“There are numerous “Singing Tutors” published, giving rules, exercises, solfeggi, &c. Many of these are excellent, and some nearly perfect. But all alike are useless or worse than useless to the tyro, without a master. You might well suppose that a child could learn to be a carpenter by having some fine wood and a box of good tools.

I have before observed that voices vary as faces do; no two are exactly alike, each voice having its peculiar merit and its particular defect. Now, a good master will treat each voice on its own merit, and not place it at first on the Procrustean bed of a book of rules and exercises. He will probably write down his own exercises expressly for his pupil, and if not that, he will select certain exercises from the book, and forbid others to be attempted for a time. You must also let your master select such a book for you, so that you may have one in which the rules do not contradict those which he has already given you verbally, or else you will be perplexed with a multitude of counsellors.

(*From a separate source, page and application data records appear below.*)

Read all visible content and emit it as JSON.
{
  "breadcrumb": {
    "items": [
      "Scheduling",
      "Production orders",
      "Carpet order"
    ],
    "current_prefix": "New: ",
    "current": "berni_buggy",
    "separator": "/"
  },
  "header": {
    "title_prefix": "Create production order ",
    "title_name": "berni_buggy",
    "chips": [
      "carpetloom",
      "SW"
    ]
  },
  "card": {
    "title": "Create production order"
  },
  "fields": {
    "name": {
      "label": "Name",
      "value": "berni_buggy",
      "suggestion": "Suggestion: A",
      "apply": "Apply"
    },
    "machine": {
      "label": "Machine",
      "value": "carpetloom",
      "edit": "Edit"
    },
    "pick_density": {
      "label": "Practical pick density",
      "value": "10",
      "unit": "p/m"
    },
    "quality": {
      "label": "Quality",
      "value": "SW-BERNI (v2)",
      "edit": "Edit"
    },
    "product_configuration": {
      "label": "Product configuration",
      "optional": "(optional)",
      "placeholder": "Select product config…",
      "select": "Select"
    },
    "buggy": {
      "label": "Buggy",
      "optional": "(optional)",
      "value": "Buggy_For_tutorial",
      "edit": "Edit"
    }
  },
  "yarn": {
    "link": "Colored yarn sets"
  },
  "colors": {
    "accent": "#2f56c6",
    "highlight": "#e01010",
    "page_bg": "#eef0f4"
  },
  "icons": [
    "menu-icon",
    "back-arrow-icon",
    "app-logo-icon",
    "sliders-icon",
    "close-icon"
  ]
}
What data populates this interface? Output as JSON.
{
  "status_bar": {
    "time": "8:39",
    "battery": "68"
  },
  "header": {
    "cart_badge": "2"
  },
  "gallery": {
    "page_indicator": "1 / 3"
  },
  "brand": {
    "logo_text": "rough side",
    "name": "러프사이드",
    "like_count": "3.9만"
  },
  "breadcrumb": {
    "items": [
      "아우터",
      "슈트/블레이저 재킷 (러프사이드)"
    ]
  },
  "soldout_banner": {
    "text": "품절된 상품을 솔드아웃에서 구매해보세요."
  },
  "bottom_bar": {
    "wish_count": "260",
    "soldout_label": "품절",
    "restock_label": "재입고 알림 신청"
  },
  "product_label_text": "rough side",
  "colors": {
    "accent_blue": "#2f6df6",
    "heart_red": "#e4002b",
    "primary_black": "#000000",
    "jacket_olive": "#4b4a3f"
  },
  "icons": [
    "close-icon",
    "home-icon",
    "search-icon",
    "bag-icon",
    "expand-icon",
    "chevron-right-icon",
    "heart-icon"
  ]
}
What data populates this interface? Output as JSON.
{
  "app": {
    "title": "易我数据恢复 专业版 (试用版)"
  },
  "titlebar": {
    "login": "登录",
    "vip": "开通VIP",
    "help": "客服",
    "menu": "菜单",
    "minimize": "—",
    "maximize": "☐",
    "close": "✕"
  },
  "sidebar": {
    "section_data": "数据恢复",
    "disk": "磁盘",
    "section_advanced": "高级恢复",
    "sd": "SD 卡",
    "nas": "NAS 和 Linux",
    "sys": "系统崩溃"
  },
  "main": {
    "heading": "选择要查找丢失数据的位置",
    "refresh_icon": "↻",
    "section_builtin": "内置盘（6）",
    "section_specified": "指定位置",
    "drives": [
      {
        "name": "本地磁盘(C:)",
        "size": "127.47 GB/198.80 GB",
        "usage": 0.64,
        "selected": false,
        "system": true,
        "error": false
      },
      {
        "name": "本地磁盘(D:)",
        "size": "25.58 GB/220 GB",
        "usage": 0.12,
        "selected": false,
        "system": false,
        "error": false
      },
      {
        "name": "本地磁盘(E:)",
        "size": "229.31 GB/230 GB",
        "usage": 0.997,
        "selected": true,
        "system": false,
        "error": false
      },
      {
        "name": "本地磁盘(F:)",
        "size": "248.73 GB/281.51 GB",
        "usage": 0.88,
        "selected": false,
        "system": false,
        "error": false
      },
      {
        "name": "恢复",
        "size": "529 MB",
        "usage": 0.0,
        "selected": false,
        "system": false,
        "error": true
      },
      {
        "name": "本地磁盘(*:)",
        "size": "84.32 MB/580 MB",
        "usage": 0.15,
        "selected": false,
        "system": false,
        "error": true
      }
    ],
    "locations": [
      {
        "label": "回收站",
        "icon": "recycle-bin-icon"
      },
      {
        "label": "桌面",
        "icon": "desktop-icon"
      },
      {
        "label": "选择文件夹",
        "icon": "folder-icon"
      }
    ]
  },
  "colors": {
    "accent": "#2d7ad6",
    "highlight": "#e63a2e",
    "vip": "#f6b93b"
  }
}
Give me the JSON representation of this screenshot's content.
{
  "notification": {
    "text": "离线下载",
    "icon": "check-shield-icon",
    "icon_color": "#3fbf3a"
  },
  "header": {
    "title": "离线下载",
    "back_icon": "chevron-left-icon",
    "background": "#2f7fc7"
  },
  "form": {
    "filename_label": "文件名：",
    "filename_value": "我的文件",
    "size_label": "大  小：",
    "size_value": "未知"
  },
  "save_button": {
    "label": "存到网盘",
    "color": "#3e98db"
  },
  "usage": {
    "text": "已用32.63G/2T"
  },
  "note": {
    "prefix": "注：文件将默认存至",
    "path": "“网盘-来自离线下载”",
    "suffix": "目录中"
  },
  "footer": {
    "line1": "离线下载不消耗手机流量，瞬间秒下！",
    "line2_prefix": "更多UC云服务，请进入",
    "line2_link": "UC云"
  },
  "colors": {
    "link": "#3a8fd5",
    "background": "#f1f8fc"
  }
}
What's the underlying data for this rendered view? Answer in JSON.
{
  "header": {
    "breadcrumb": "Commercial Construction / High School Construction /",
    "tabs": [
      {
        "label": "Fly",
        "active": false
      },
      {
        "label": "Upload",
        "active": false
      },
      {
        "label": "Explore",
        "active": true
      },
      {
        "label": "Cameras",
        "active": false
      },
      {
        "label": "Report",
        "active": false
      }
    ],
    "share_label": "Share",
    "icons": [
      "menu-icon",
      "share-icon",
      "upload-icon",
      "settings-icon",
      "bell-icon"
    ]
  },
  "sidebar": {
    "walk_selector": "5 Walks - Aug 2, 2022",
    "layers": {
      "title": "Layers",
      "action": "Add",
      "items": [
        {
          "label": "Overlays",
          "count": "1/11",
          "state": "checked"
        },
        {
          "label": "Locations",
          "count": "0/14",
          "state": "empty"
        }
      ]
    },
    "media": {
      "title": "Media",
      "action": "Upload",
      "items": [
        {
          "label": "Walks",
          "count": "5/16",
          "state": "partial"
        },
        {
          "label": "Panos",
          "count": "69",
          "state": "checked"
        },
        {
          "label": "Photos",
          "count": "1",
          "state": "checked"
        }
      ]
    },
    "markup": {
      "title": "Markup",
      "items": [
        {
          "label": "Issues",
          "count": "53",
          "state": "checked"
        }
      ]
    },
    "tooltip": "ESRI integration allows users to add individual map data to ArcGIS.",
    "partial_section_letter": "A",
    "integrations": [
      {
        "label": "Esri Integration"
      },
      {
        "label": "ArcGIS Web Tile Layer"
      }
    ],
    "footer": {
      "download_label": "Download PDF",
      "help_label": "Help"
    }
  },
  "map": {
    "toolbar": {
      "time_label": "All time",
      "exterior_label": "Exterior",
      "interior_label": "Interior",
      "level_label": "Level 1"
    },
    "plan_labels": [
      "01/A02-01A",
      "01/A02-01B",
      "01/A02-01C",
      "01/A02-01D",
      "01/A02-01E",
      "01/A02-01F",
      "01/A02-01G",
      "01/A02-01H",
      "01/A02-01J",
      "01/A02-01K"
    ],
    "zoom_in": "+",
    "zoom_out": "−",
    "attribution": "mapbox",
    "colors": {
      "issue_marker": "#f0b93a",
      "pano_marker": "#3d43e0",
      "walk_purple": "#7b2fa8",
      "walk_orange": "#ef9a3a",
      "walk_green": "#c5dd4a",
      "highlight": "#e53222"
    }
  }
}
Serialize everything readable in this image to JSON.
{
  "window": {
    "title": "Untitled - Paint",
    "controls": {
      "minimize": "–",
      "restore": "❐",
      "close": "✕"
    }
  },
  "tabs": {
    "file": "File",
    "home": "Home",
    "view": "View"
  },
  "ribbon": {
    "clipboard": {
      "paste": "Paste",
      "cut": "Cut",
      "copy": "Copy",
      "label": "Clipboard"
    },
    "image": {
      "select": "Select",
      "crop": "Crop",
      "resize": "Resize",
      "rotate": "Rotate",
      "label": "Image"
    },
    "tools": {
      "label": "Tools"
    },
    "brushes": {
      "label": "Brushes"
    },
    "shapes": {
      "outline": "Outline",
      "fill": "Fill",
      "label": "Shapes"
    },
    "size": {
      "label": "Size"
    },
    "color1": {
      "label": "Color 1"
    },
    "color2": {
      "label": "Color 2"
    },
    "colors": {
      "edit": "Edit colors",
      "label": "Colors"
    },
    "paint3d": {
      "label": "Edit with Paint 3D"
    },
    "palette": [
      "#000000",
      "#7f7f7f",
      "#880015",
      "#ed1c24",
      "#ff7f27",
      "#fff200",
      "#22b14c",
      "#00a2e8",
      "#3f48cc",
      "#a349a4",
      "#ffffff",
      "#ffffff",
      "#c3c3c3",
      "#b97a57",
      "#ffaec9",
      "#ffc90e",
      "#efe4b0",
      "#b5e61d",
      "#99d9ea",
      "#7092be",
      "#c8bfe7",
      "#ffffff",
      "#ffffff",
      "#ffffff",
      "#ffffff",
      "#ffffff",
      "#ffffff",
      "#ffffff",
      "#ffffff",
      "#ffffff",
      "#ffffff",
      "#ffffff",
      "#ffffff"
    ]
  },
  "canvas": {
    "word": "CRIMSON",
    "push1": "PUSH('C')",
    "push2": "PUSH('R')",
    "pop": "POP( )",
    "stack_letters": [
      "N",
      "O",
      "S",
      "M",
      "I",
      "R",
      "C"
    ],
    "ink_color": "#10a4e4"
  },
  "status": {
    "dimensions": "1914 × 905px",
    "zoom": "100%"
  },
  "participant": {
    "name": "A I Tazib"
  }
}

It is not till a certain stage in singing has been reached, under the training of a master, that any book of exercises can be of service to you. When that stage is reached, you will find such a work of great use in a part of your labours. Among such books may be named as especially good, – Concone’s Exercises, Righini’s, Guercia’s, Nava’s, Lablache’s, and Lamperti’s; but, again I say, do not choose for yourself. There are some excellent rules, as well as some good exercises, in an old work of the kind by Crivelli, and also in “Singing Exemplified,” a work by T. Cooke. If you can meet with these, secure them – although I fear they may be long since out of print – for in the literature of singing the new is by no means certain to excel what was written in the days of our best composers and singers of opera and oratorios.”

Anonymous. Advice to singers, by a singer. 1882.